Copy each line of the entries beneath that contains the word "name".
▼▼▼
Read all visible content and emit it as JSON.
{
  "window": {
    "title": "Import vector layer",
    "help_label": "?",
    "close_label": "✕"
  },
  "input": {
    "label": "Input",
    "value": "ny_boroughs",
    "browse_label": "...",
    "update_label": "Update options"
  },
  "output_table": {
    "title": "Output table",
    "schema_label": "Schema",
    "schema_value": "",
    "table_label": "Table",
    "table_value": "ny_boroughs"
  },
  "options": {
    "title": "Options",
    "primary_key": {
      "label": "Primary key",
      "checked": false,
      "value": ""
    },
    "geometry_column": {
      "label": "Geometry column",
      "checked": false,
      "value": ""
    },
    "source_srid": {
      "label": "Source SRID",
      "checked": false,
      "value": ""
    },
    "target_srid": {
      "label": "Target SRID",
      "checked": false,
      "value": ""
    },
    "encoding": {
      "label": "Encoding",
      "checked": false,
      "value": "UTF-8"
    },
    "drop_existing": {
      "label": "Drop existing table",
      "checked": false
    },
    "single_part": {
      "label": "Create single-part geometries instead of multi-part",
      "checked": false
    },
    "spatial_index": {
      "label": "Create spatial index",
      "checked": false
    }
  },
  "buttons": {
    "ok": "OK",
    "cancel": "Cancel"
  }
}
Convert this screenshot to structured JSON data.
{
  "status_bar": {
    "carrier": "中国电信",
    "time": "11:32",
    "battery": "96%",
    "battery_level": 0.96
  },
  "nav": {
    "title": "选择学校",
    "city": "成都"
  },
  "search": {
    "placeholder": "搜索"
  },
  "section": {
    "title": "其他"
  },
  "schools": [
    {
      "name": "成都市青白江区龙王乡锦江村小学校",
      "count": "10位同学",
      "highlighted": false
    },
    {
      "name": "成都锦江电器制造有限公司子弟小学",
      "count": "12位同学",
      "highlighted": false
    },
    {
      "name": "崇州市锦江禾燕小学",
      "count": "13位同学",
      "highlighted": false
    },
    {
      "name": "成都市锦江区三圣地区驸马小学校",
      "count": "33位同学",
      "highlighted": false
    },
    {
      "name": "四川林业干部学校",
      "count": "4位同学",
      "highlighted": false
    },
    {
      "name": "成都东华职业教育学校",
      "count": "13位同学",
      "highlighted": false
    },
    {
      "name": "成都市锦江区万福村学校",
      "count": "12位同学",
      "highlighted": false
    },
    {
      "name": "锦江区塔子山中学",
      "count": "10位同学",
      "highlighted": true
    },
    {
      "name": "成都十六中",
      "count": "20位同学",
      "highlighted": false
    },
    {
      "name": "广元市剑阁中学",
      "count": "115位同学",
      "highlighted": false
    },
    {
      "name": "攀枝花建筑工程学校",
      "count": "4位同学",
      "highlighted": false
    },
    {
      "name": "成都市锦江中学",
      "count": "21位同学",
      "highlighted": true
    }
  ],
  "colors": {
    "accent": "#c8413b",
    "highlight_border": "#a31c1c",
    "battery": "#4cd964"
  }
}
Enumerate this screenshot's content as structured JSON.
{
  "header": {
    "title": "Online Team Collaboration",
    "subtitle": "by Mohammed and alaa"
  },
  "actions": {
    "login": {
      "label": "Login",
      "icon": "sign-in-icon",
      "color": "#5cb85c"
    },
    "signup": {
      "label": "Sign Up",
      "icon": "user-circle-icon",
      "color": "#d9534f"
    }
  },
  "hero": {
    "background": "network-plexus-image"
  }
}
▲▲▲
**Response below:**
      "name": "成都市青白江区龙王乡锦江村小学校",
      "name": "成都锦江电器制造有限公司子弟小学",
      "name": "崇州市锦江禾燕小学",
      "name": "成都市锦江区三圣地区驸马小学校",
      "name": "四川林业干部学校",
      "name": "成都东华职业教育学校",
      "name": "成都市锦江区万福村学校",
      "name": "锦江区塔子山中学",
      "name": "成都十六中",
      "name": "广元市剑阁中学",
      "name": "攀枝花建筑工程学校",
      "name": "成都市锦江中学",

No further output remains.